“We should not have to take from general-education funding to cover that shortfall,” Dahlgren said. “It puts us at a disadvantage in general-education funding.”
“I am honored and look forward to serving another term,” Haws said.
Currently, Haws is focused on keeping staff and students safe while supporting families through the constant series of changes caused by COVID-19.
“The (school) district is currently challenged with staffing shortages and teachers pulled in multiple directions,” she said. “I am committed to listening to families and staff and challenging the administration to deliver the best possible education in these difficult times.”
Another of Haws’ priorities is to monitor closely finances in this year of non-traditional operations.
“I am dedicated to transparency and delivering a rigorous, equitable and engaging education for all students. As part of the governing board, I will encourage the administration to continue examining surveys from students, staff and families. We need to listen to those voices who know first-hand our strengths and weaknesses.”
“I just want to thank our district community for giving me the chance to serve in this role,” said Monica Segura-Schwartz, who was re-elected. “In terms of priorities, I will say getting over the pandemic, helping families and students to understand expectations and figure out what is our next step in this new learning system. Also, I want to continue my support for mental-health wellness for students and staff, which is very important right now, but also beyond Covid-19.”

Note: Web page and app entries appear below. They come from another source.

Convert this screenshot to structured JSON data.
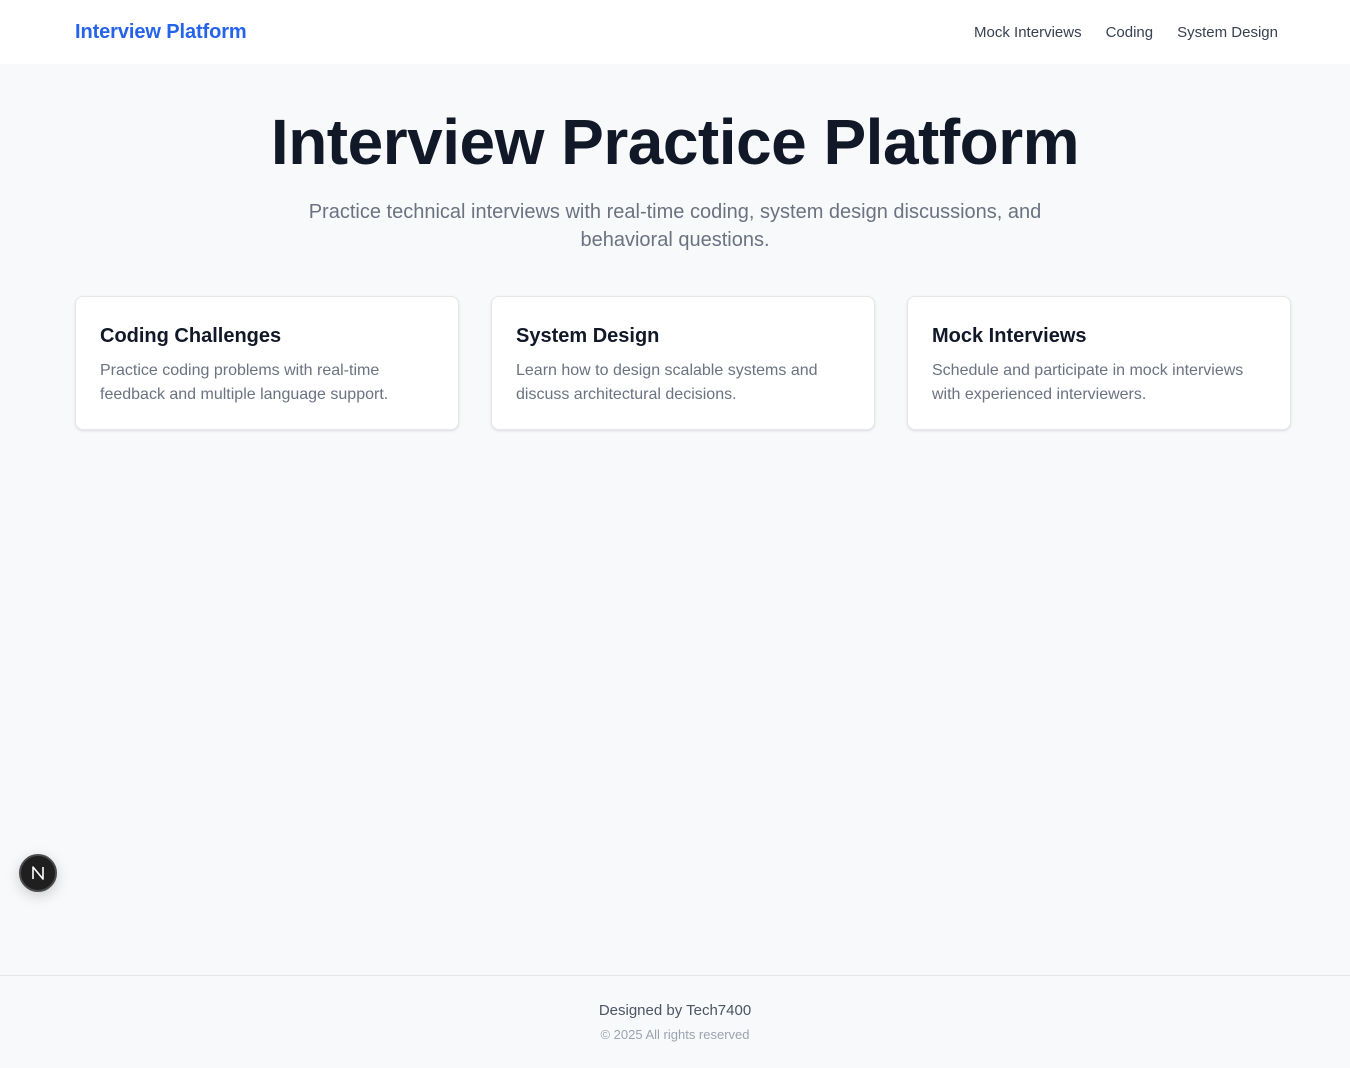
{
  "header": {
    "brand": "Interview Platform",
    "nav": [
      {
        "label": "Mock Interviews"
      },
      {
        "label": "Coding"
      },
      {
        "label": "System Design"
      }
    ]
  },
  "hero": {
    "title": "Interview Practice Platform",
    "subtitle": "Practice technical interviews with real-time coding, system design discussions, and behavioral questions."
  },
  "cards": [
    {
      "title": "Coding Challenges",
      "description": "Practice coding problems with real-time feedback and multiple language support."
    },
    {
      "title": "System Design",
      "description": "Learn how to design scalable systems and discuss architectural decisions."
    },
    {
      "title": "Mock Interviews",
      "description": "Schedule and participate in mock interviews with experienced interviewers."
    }
  ],
  "fab": {
    "icon": "nextjs-logo-icon"
  },
  "footer": {
    "credit": "Designed by Tech7400",
    "copyright": "© 2025 All rights reserved"
  },
  "colors": {
    "brand": "#2563eb",
    "background": "#f8f9fb",
    "heading": "#111827",
    "muted": "#6b7280"
  }
}
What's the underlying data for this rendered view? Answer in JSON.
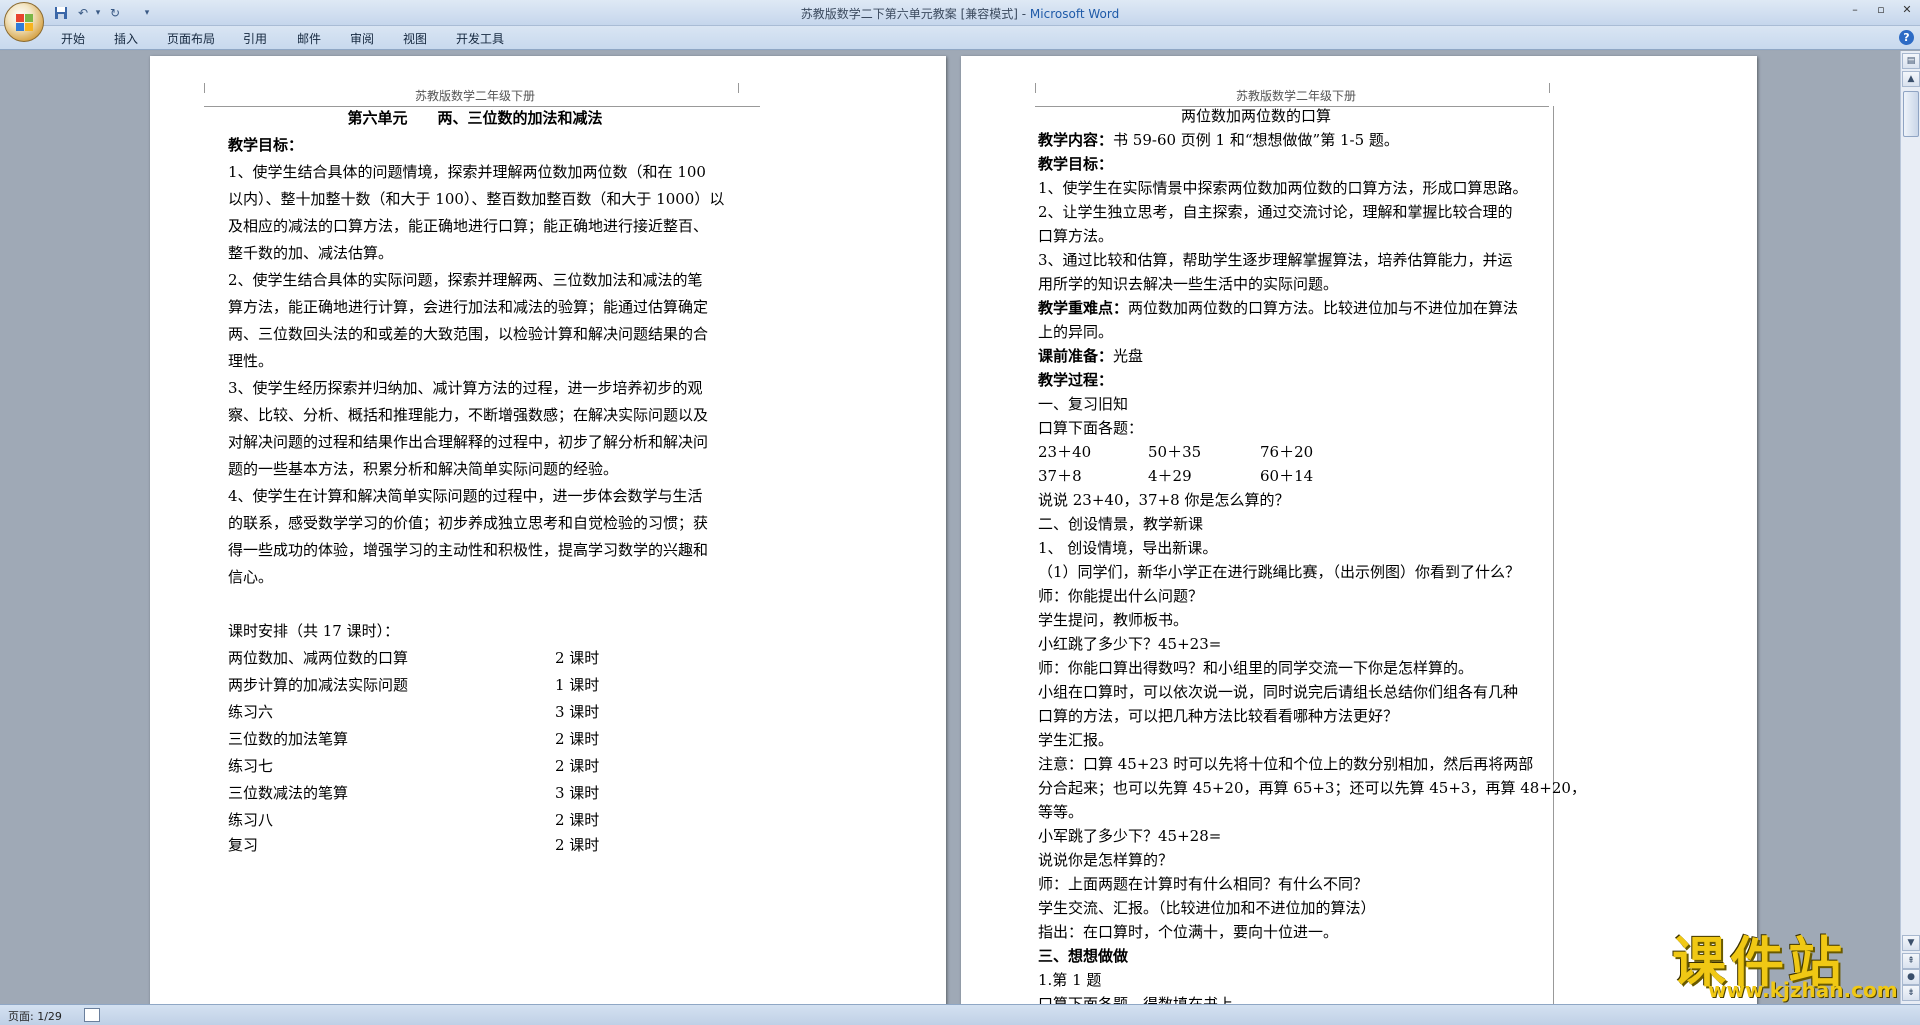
{
  "window": {
    "title": "苏教版数学二下第六单元教案 [兼容模式] - ",
    "app_name": "Microsoft Word"
  },
  "ribbon": {
    "tabs": [
      "开始",
      "插入",
      "页面布局",
      "引用",
      "邮件",
      "审阅",
      "视图",
      "开发工具"
    ]
  },
  "page1": {
    "header": "苏教版数学二年级下册",
    "title": "第六单元　　两、三位数的加法和减法",
    "lines": [
      "教学目标：",
      "1、使学生结合具体的问题情境，探索并理解两位数加两位数（和在  100",
      "以内）、整十加整十数（和大于 100）、整百数加整百数（和大于 1000）以",
      "及相应的减法的口算方法，能正确地进行口算；能正确地进行接近整百、",
      "整千数的加、减法估算。",
      "2、使学生结合具体的实际问题，探索并理解两、三位数加法和减法的笔",
      "算方法，能正确地进行计算，会进行加法和减法的验算；能通过估算确定",
      "两、三位数回头法的和或差的大致范围，以检验计算和解决问题结果的合",
      "理性。",
      "3、使学生经历探索并归纳加、减计算方法的过程，进一步培养初步的观",
      "察、比较、分析、概括和推理能力，不断增强数感；在解决实际问题以及",
      "对解决问题的过程和结果作出合理解释的过程中，初步了解分析和解决问",
      "题的一些基本方法，积累分析和解决简单实际问题的经验。",
      "4、使学生在计算和解决简单实际问题的过程中，进一步体会数学与生活",
      "的联系，感受数学学习的价值；初步养成独立思考和自觉检验的习惯；获",
      "得一些成功的体验，增强学习的主动性和积极性，提高学习数学的兴趣和",
      "信心。",
      "",
      "课时安排（共 17 课时）："
    ],
    "schedule": [
      {
        "name": "两位数加、减两位数的口算",
        "hours": "2 课时"
      },
      {
        "name": "两步计算的加减法实际问题",
        "hours": "1 课时"
      },
      {
        "name": "练习六",
        "hours": "3 课时"
      },
      {
        "name": "三位数的加法笔算",
        "hours": "2 课时"
      },
      {
        "name": "练习七",
        "hours": "2 课时"
      },
      {
        "name": "三位数减法的笔算",
        "hours": "3 课时"
      },
      {
        "name": "练习八",
        "hours": "2 课时"
      },
      {
        "name": "复习",
        "hours": "2 课时"
      }
    ]
  },
  "page2": {
    "header": "苏教版数学二年级下册",
    "title": "两位数加两位数的口算",
    "content_label": "教学内容：",
    "content_text": "书 59-60 页例 1 和“想想做做”第 1-5 题。",
    "goal_label": "教学目标：",
    "goals": [
      "1、使学生在实际情景中探索两位数加两位数的口算方法，形成口算思路。",
      "2、让学生独立思考，自主探索，通过交流讨论，理解和掌握比较合理的",
      "口算方法。",
      "3、通过比较和估算，帮助学生逐步理解掌握算法，培养估算能力，并运",
      "用所学的知识去解决一些生活中的实际问题。"
    ],
    "key_label": "教学重难点：",
    "key_text": "两位数加两位数的口算方法。比较进位加与不进位加在算法",
    "key_text2": "上的异同。",
    "prep_label": "课前准备：",
    "prep_text": "光盘",
    "process_label": "教学过程：",
    "review_title": "一、复习旧知",
    "review_intro": "口算下面各题：",
    "calc_row1": [
      "23＋40",
      "50＋35",
      "76＋20"
    ],
    "calc_row2": [
      "37＋8",
      "4＋29",
      "60＋14"
    ],
    "lines": [
      "说说 23+40，37+8 你是怎么算的？",
      "二、创设情景，教学新课",
      "1、 创设情境，导出新课。",
      "（1）同学们，新华小学正在进行跳绳比赛，（出示例图）你看到了什么？",
      "师：你能提出什么问题？",
      "学生提问，教师板书。",
      "小红跳了多少下？45+23=",
      "师：你能口算出得数吗？和小组里的同学交流一下你是怎样算的。",
      "小组在口算时，可以依次说一说，同时说完后请组长总结你们组各有几种",
      "口算的方法，可以把几种方法比较看看哪种方法更好？",
      "学生汇报。",
      "注意：口算 45+23 时可以先将十位和个位上的数分别相加，然后再将两部",
      "分合起来；也可以先算 45+20，再算 65+3；还可以先算 45+3，再算 48+20，",
      "等等。",
      "小军跳了多少下？45+28=",
      "说说你是怎样算的？",
      "师：上面两题在计算时有什么相同？有什么不同？",
      "学生交流、汇报。（比较进位加和不进位加的算法）",
      " 指出：在口算时，个位满十，要向十位进一。"
    ],
    "practice_title": "三、想想做做",
    "practice_first": "1.第 1 题",
    "practice_next": "口算下面各题，得数填在书上。"
  },
  "status": {
    "page_info": "页面: 1/29"
  },
  "watermark": {
    "text": "课件站",
    "url": "www.kjzhan.com"
  }
}
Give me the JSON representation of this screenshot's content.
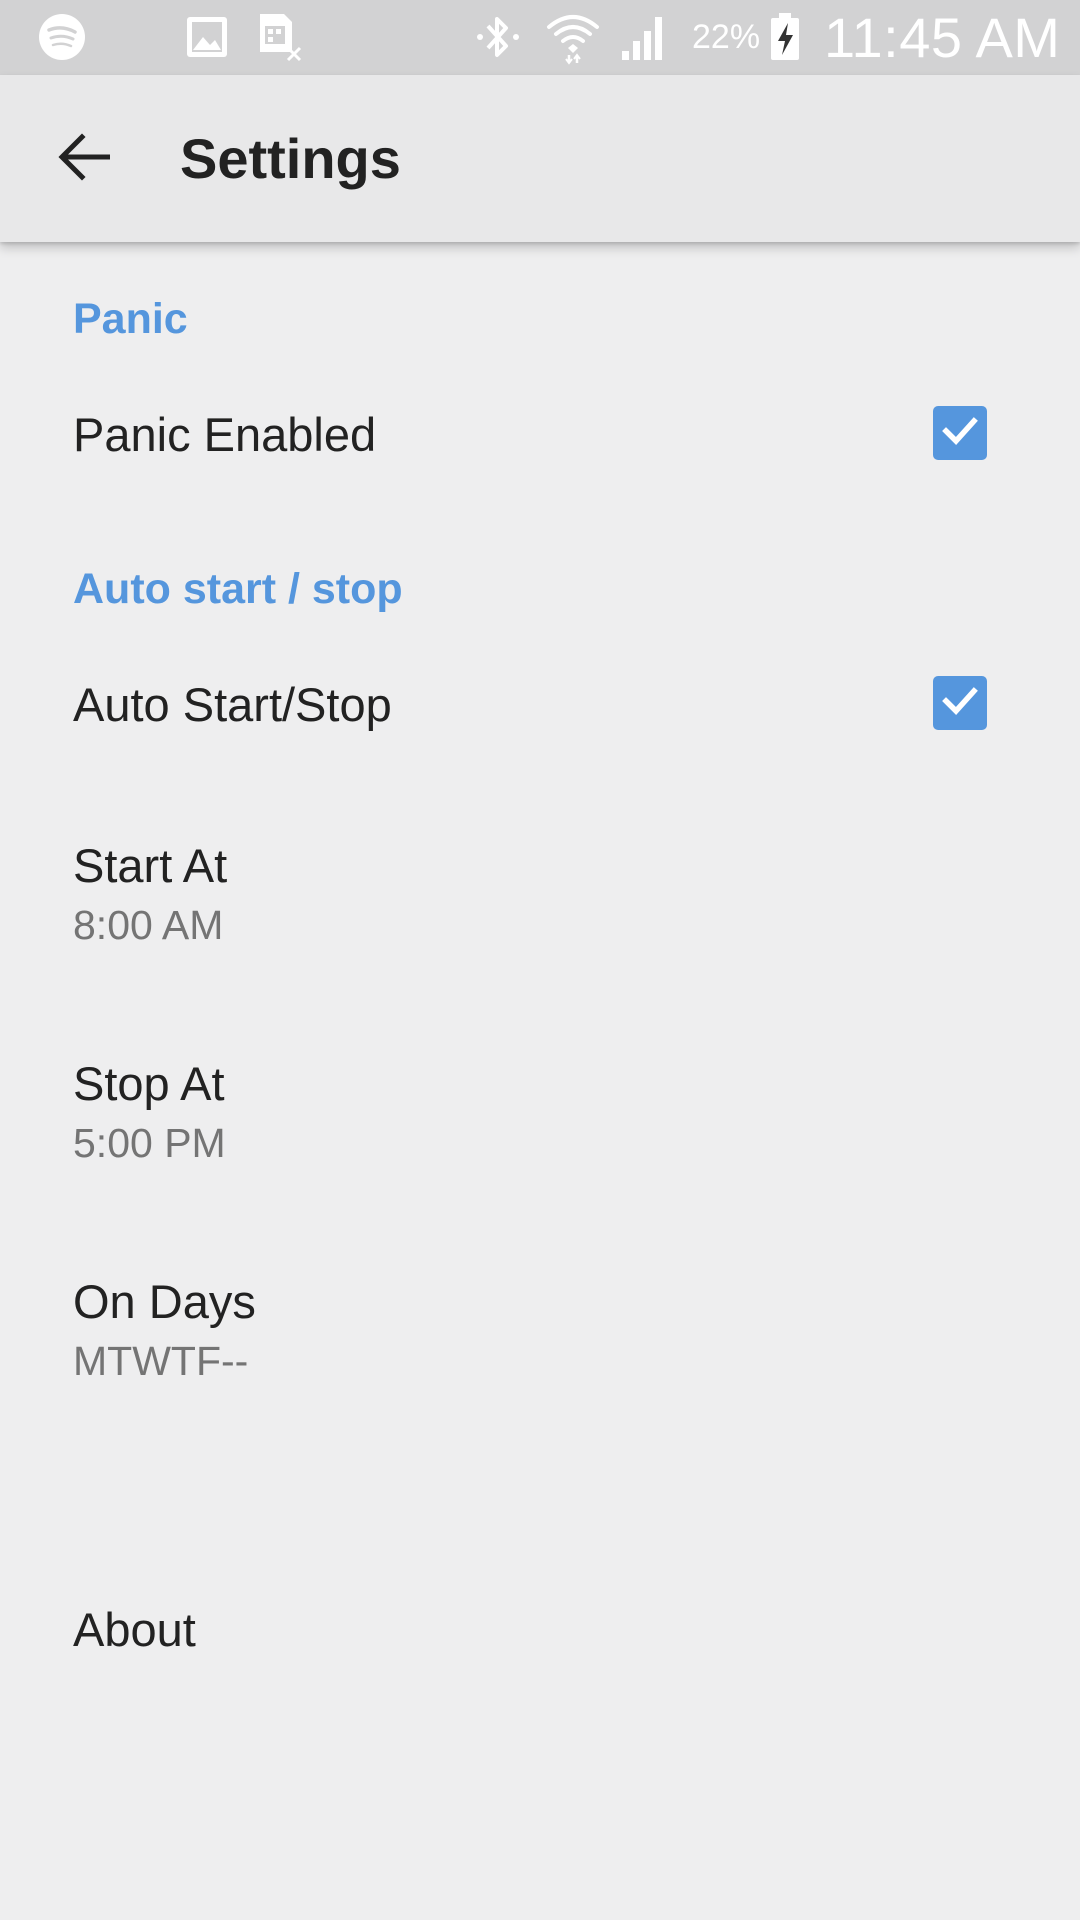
{
  "status_bar": {
    "icons": [
      "spotify-icon",
      "gallery-icon",
      "sim-card-icon",
      "bluetooth-icon",
      "wifi-icon",
      "signal-icon",
      "battery-charging-icon"
    ],
    "battery_percent": "22%",
    "time": "11:45 AM"
  },
  "app_bar": {
    "back_icon": "arrow-back-icon",
    "title": "Settings"
  },
  "sections": {
    "panic": {
      "header": "Panic",
      "panic_enabled": {
        "title": "Panic Enabled",
        "checked": true
      }
    },
    "auto": {
      "header": "Auto start / stop",
      "auto_start_stop": {
        "title": "Auto Start/Stop",
        "checked": true
      },
      "start_at": {
        "title": "Start At",
        "summary": "8:00 AM"
      },
      "stop_at": {
        "title": "Stop At",
        "summary": "5:00 PM"
      },
      "on_days": {
        "title": "On Days",
        "summary": "MTWTF--"
      }
    },
    "about": {
      "title": "About"
    }
  },
  "colors": {
    "accent": "#5596dd",
    "background": "#eeeeef",
    "app_bar": "#e8e8e9",
    "status_bar": "#d2d2d3",
    "text_primary": "#222222",
    "text_secondary": "#747474"
  }
}
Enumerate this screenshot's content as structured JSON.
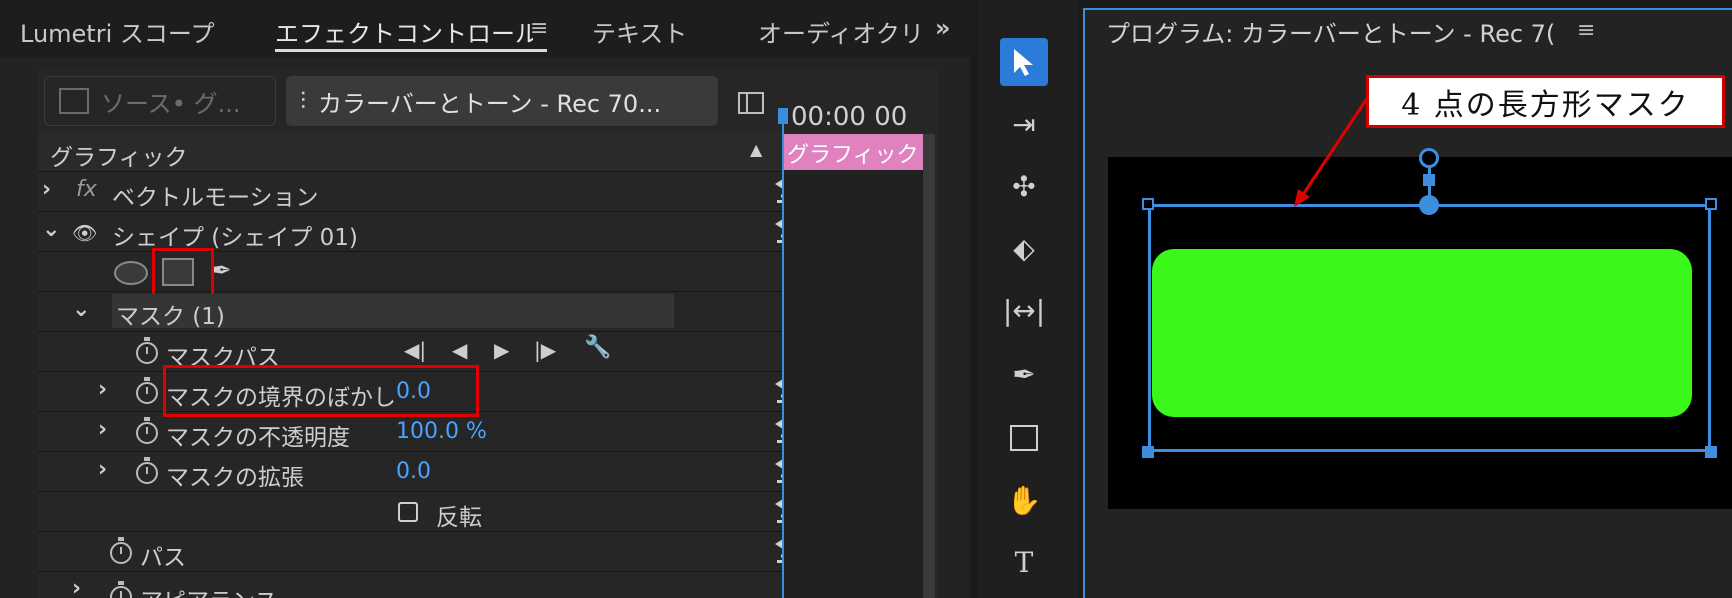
{
  "tabs": [
    {
      "label": "Lumetri スコープ"
    },
    {
      "label": "エフェクトコントロール"
    },
    {
      "label": "テキスト"
    },
    {
      "label": "オーディオクリ"
    }
  ],
  "source": {
    "source_label": "ソース• グ...",
    "sequence_label": "カラーバーとトーン - Rec 70..."
  },
  "timecode": "00:00 00",
  "clip_label": "グラフィック",
  "section_label": "グラフィック",
  "rows": {
    "vector_motion": "ベクトルモーション",
    "shape": "シェイプ (シェイプ 01)",
    "mask": "マスク (1)",
    "mask_path": "マスクパス",
    "mask_feather": "マスクの境界のぼかし",
    "mask_feather_val": "0.0",
    "mask_opacity": "マスクの不透明度",
    "mask_opacity_val": "100.0 %",
    "mask_expansion": "マスクの拡張",
    "mask_expansion_val": "0.0",
    "invert": "反転",
    "path": "パス",
    "appearance": "アピアランス"
  },
  "program": {
    "title": "プログラム: カラーバーとトーン - Rec 7("
  },
  "annotation": {
    "callout": "4 点の長方形マスク"
  },
  "colors": {
    "accent": "#3e8ee0",
    "shape_fill": "#3af81a",
    "highlight": "#e00000"
  }
}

Segura-Schwartz, a strong supporter of the arts, wants to keep promoting arts education and determining how arts fit within changing priorities and work.